Fortunately for the Bucs, they're in the hands of the ever-sunny Tanner, a bastion of patience who wears a little gold ATTITUDE pin on his cap. "You don't look at this as a tough year," Tanner says brightly. "You look at it as a year when you have to regroup. We're a young team, just a couple players away from being a contender. We could be there by '87." Of course, the Pirates could be anywhere by 1987, including Denver, Tampa or Washington, D.C.

Tanner himself heads up one of the groups interested in buying the team. A lifelong resident of the Pittsburgh area, he is not put off by its declining population or economic hard times. "This is not something I would normally do," he says. "But these aren't normal circumstances."

Sometime this week, the Pirates will suffer their 88th defeat of the season and officially become the losingest Pittsburgh team in 22 years. No parade is scheduled. At their current pace, they will finish the year with a record of 51-111, the worst by any big league team since the 1965 Mets. Yet young players like Khalifa and outfielder Joe Orsulak, the NL's top-hitting rookie (.283), see reason to hope. This is their chance to prove themselves. They certainly don't complain, as Candelaria once did, about minor matters like taking cheap commercial flights.

"In California they put us on charters and fed us crab legs," says Brown, who has hit .346 since joining the Bucs. "I'll tell you, crab legs don't mean much when you aren't playing. I'm very, very happy to have this opportunity."

"We're just having a bad-season like any other club can have," says Stargell, ever the leader. "As long as everyone keeps rowing the boat, we'll keep going until we see land." Land?

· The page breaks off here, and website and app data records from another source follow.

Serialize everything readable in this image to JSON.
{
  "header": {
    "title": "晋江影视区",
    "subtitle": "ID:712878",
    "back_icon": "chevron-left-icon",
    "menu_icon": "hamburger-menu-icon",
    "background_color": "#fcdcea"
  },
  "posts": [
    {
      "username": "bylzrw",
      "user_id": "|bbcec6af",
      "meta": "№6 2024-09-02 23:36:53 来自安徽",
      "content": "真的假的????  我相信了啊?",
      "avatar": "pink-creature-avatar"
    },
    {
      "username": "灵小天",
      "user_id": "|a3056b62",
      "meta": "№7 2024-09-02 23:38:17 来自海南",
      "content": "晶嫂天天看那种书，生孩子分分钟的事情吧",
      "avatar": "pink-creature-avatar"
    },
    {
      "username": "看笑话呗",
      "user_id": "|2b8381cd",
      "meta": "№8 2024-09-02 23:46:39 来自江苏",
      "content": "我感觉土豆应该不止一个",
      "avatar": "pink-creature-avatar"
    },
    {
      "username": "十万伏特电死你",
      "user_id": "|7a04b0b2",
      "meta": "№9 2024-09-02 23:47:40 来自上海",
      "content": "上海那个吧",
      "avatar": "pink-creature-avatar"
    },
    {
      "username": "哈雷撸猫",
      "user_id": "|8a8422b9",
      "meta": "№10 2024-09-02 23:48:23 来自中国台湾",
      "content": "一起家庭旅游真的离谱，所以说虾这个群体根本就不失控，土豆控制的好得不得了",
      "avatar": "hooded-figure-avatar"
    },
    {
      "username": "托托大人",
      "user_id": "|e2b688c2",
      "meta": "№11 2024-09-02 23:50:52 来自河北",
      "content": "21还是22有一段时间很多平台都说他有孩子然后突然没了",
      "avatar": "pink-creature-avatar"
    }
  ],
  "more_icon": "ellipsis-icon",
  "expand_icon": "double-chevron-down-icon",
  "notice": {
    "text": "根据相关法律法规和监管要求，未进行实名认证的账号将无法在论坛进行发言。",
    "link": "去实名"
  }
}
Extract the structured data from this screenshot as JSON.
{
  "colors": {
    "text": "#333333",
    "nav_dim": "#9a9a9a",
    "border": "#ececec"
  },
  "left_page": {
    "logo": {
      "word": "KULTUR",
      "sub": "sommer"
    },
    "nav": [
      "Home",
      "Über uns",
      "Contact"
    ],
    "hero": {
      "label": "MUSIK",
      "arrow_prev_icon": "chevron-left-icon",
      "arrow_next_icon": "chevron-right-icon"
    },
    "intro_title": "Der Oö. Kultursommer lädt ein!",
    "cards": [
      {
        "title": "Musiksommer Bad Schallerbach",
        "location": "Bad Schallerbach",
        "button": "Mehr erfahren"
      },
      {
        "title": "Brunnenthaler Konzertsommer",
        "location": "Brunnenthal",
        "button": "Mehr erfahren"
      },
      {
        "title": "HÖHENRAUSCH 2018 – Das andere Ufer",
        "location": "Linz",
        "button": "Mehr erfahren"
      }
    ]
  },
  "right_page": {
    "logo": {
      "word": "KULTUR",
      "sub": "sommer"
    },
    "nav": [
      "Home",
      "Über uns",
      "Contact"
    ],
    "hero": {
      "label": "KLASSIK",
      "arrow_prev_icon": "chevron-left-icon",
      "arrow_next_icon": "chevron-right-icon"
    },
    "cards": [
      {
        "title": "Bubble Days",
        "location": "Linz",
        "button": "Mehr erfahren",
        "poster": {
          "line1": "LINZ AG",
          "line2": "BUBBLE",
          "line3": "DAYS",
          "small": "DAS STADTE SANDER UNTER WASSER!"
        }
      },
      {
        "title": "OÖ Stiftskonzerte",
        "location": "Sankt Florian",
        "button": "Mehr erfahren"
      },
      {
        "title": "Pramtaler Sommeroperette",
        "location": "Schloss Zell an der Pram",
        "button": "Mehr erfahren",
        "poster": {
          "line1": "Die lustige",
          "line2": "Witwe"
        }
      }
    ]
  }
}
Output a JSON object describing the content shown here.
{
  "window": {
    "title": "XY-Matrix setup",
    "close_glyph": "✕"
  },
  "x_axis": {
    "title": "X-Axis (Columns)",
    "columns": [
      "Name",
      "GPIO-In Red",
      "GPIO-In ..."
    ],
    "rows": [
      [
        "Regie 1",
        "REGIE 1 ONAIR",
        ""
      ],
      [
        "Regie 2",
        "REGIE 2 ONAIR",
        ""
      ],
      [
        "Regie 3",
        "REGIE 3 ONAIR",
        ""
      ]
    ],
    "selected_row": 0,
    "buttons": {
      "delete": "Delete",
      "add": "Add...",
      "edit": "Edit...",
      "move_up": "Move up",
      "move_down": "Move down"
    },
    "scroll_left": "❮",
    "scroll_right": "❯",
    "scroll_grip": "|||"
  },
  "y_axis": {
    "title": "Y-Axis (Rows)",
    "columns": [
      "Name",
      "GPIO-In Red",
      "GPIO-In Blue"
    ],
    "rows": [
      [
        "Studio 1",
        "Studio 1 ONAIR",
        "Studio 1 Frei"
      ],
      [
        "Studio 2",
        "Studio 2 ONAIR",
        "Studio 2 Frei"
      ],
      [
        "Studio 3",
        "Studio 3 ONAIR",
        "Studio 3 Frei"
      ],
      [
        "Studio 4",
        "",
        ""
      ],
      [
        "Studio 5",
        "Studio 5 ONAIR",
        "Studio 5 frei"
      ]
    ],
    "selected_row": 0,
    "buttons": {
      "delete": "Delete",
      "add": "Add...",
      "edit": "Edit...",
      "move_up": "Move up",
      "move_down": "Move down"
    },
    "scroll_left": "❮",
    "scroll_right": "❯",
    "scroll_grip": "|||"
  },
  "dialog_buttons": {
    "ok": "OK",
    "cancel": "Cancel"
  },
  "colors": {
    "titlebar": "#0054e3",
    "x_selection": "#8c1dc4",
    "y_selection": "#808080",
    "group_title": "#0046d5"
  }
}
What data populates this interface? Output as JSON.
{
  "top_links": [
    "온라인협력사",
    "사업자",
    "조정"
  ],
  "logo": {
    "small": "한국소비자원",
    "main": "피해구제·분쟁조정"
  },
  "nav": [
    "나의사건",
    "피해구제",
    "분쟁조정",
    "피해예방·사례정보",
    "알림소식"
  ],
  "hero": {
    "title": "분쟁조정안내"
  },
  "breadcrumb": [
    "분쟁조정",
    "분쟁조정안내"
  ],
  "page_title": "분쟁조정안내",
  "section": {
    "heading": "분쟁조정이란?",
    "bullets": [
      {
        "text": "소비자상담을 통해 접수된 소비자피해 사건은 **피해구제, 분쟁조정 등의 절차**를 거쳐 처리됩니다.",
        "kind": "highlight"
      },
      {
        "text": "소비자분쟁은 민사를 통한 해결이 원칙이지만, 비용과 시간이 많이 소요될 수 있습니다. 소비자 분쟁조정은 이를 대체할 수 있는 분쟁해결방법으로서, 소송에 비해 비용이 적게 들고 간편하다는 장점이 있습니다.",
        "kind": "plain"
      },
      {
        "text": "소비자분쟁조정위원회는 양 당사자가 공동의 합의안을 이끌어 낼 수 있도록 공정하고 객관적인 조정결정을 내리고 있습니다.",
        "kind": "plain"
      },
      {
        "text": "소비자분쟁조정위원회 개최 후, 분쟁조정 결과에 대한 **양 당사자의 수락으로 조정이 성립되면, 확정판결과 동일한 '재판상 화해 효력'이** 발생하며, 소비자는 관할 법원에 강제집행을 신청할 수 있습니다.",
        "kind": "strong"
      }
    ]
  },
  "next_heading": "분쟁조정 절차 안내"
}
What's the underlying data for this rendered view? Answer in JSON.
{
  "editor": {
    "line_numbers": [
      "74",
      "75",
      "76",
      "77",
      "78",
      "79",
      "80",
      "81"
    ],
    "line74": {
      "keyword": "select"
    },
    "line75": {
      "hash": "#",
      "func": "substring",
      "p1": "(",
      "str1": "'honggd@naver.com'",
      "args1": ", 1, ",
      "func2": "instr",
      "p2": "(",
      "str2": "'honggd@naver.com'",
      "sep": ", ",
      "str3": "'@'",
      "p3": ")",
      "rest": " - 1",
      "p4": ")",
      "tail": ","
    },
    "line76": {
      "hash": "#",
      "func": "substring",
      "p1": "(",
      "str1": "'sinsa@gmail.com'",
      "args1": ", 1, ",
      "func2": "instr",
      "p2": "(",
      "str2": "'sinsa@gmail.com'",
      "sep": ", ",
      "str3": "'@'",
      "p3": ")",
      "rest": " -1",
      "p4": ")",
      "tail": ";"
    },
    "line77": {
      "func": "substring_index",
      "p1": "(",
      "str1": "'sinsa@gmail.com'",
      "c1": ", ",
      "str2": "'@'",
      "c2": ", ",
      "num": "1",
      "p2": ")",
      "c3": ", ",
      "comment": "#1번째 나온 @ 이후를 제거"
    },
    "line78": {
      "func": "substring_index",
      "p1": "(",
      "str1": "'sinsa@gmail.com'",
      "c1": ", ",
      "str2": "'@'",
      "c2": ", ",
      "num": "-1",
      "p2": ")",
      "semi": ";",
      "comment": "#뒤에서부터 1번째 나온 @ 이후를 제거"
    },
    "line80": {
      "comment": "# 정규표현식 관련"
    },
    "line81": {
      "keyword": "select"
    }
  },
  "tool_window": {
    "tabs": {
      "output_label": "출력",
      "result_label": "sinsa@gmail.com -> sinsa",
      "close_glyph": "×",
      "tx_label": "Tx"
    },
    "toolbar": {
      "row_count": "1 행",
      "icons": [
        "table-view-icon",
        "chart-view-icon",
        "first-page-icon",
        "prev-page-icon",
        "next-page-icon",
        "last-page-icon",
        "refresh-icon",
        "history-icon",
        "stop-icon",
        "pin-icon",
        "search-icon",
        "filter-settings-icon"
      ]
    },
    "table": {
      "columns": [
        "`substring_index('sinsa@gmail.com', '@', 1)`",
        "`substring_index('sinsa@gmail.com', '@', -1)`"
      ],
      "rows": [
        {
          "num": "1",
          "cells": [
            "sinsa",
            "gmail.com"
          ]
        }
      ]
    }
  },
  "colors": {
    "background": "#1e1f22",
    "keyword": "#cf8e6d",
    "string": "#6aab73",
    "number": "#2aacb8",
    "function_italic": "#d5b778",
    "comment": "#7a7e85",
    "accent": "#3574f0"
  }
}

Ho.



The Bucs resemble Keystone Kops, but Tanner's attitude is filled with patience.



[See caption above.]



Sign of hard times: a slew of good seats without sittees at a Sunday doubleheader.



The Pirates lead the majors in losses, but two of them almost spell victory.



Excitement is rarely Coach Skinner's lot.



Pops Stargell is back at first, but unfortunately, he's coaching there, not playing.



The Galbreaths in triumph: patriarch John (center) and Dan (left) at the Flamingo.